  • The top 3 referring sites for video are GreenPepper Software (makers of GreenHopper, which we recently acquired), Balsamiq, and ReadWriteWeb

3. Syndicate (aka Leverage YouTube)

Aside from analytics, why not use YouTube? Actually, we are. And there’s a lot of good reasons to use YouTube that probably don’t need to be expounded on. Episodic has a nice little feature built in to use TubeMogul for syndicating AtlassianTV content automatically to YouTube. YouTube gives us far-reaching distribution and helps us find new audiences through associated content and communities. Episodic gives us tighter control of our content, better content management, analytics and higher video resolution quality and formats.
If/When we find the time, we’ll be spicing up our YouTube channel.

4. Get into a rhythm

When you first embark on creating a video channel, you have lots of ideas for the kinds of video to publish on your website.
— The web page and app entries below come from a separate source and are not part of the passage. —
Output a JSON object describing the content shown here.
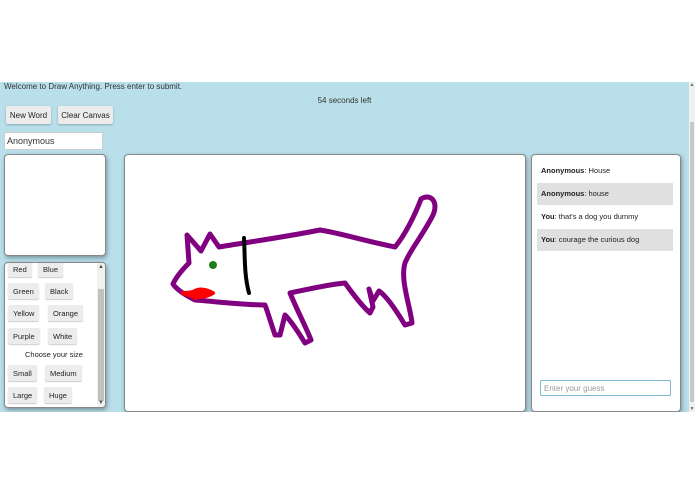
{
  "header": {
    "welcome": "Welcome to Draw Anything. Press enter to submit.",
    "timer": "54 seconds left"
  },
  "toolbar": {
    "new_word": "New Word",
    "clear_canvas": "Clear Canvas"
  },
  "user": {
    "name": "Anonymous"
  },
  "palette": {
    "colors": [
      "Red",
      "Blue",
      "Green",
      "Black",
      "Yellow",
      "Orange",
      "Purple",
      "White"
    ],
    "size_label": "Choose your size",
    "sizes": [
      "Small",
      "Medium",
      "Large",
      "Huge"
    ]
  },
  "chat": {
    "messages": [
      {
        "author": "Anonymous",
        "text": ": House"
      },
      {
        "author": "Anonymous",
        "text": ": house"
      },
      {
        "author": "You",
        "text": ": that's a dog you dummy"
      },
      {
        "author": "You",
        "text": ": courage the curious dog"
      }
    ],
    "guess_placeholder": "Enter your guess"
  },
  "drawing": {
    "subject_icon": "dog-drawing",
    "colors": {
      "body": "#800080",
      "collar": "#000000",
      "eye": "#1e7e1e",
      "mouth": "#ff0000"
    }
  }
}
But it requires a lot more than just ideas. It required commitment on our part to see it through. One thing Jay emphasized when he started working here was cadence, setting a regular rhythm of video production.

Cadence did two things. It created expectations among the team here that twice a month, they would produce a video. It also created an expectation from the audience. They will come to understand that there is a regular schedule and that they should keep coming back to see what’s in the hopper.

Almost a year later, we don’t think much about creating a new video. Like writing blogs, filling out Jira tickets, and editing the wiki, it’s just part of what we do.

5. Have fun

When it comes to producing videos, I’m pretty much a straight shooter: create the video and publish it. Fortunately, there are a lot of creative and talented types working here that have taken our video to the next level with sweet graphics and animation.

Rather than a laundry list of new features, Mark has edited little masterpieces, like the series of Confluence videos that borrow themes from the tv series, 24. Everything is done in-house using Screenflow, and Mark wrote a 3-part series on how to create videos like this in Screenflow.

It’s fun and distinct, and hopefully keeps viewers interested. You know you’re not going to see the same thing on other company websites.

6. Even B2B companies can use ads

Ads are ubiquitous in online consumer videos. You know you’re going to get an ad before that movie preview. Advertising is useful for B2B companies. In fact, it’s a lot more targeted compared with many of the consumer sites I’ve visited.

We ran a short (13-seconds) animated ad to promote our upcoming user conference, Atlassian Summit. Episodic allowed us to easily insert the ad into the AtlassianTV template, refreshing all the video on AtlassianTV with the ad at the click of a button. After the conference, we were able to delete the segment from the template, republish, and return hundreds of videos back to normal. That type of control over our content is awesome!

To do that in YouTube would have required re-editing every video in FinalCut or another non-linear editor, re-encoding them, and re-publishing them. If you think you may want to include ads in your video, find a system earlier rather than later that will support this feature.

7. Got content? It should be organized.

Our most recent update to AtlassianTV has focused on content discovery and search, helping users discover associated videos by how they’re tagged. We took some cues from consumer video sites like Hulu and ESPN on how they organized content, and associated similar content together, and we’re iterating on the design over the next couple months. But for now, we’ve improved the functionality so users can browse by product (Confluence, Jira, Fisheye) and by content type (demo, webinar, customer testimonial).

It’s been a great journey so far, and we’ve learned a ton. Video is fun but time-consuming. But if it’s true what they say – a picture paints a thousands words – Atlassian TV says volumes.

(Marketing) 7 lessons learned in publishing video ...